◆ Supplied data:

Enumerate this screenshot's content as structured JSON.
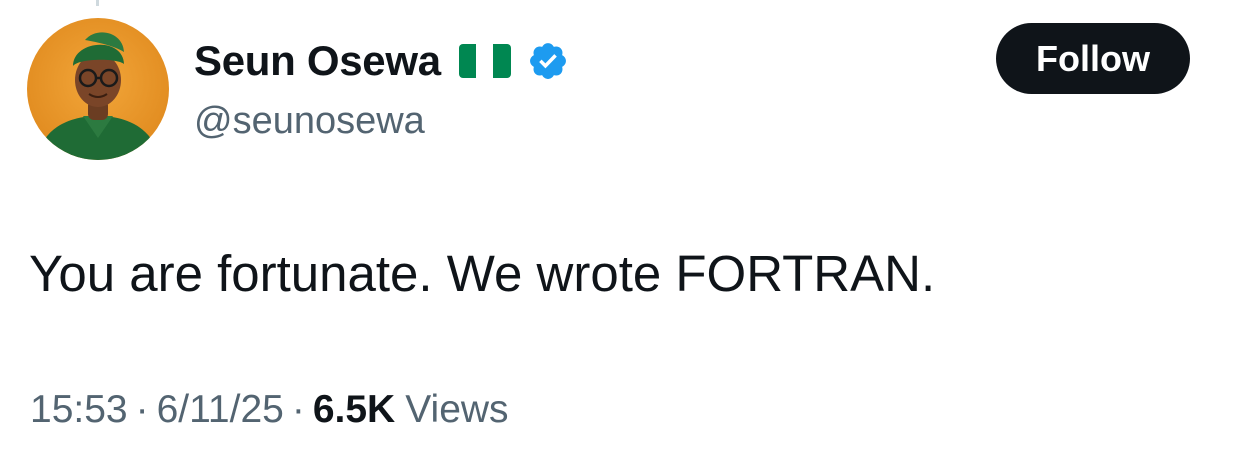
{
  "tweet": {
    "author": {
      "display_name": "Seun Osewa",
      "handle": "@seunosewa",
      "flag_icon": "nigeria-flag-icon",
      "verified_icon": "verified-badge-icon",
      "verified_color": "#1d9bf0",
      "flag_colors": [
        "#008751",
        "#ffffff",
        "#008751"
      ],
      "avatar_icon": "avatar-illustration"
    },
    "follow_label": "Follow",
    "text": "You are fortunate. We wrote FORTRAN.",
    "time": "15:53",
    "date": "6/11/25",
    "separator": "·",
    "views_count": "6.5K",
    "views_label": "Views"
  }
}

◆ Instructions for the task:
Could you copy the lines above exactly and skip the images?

◆ Problem solution:
Enumerate this screenshot's content as structured JSON.
{
  "tweet": {
    "author": {
      "display_name": "Seun Osewa",
      "handle": "@seunosewa",
      "flag_icon": "nigeria-flag-icon",
      "verified_icon": "verified-badge-icon",
      "verified_color": "#1d9bf0",
      "flag_colors": [
        "#008751",
        "#ffffff",
        "#008751"
      ],
      "avatar_icon": "avatar-illustration"
    },
    "follow_label": "Follow",
    "text": "You are fortunate. We wrote FORTRAN.",
    "time": "15:53",
    "date": "6/11/25",
    "separator": "·",
    "views_count": "6.5K",
    "views_label": "Views"
  }
}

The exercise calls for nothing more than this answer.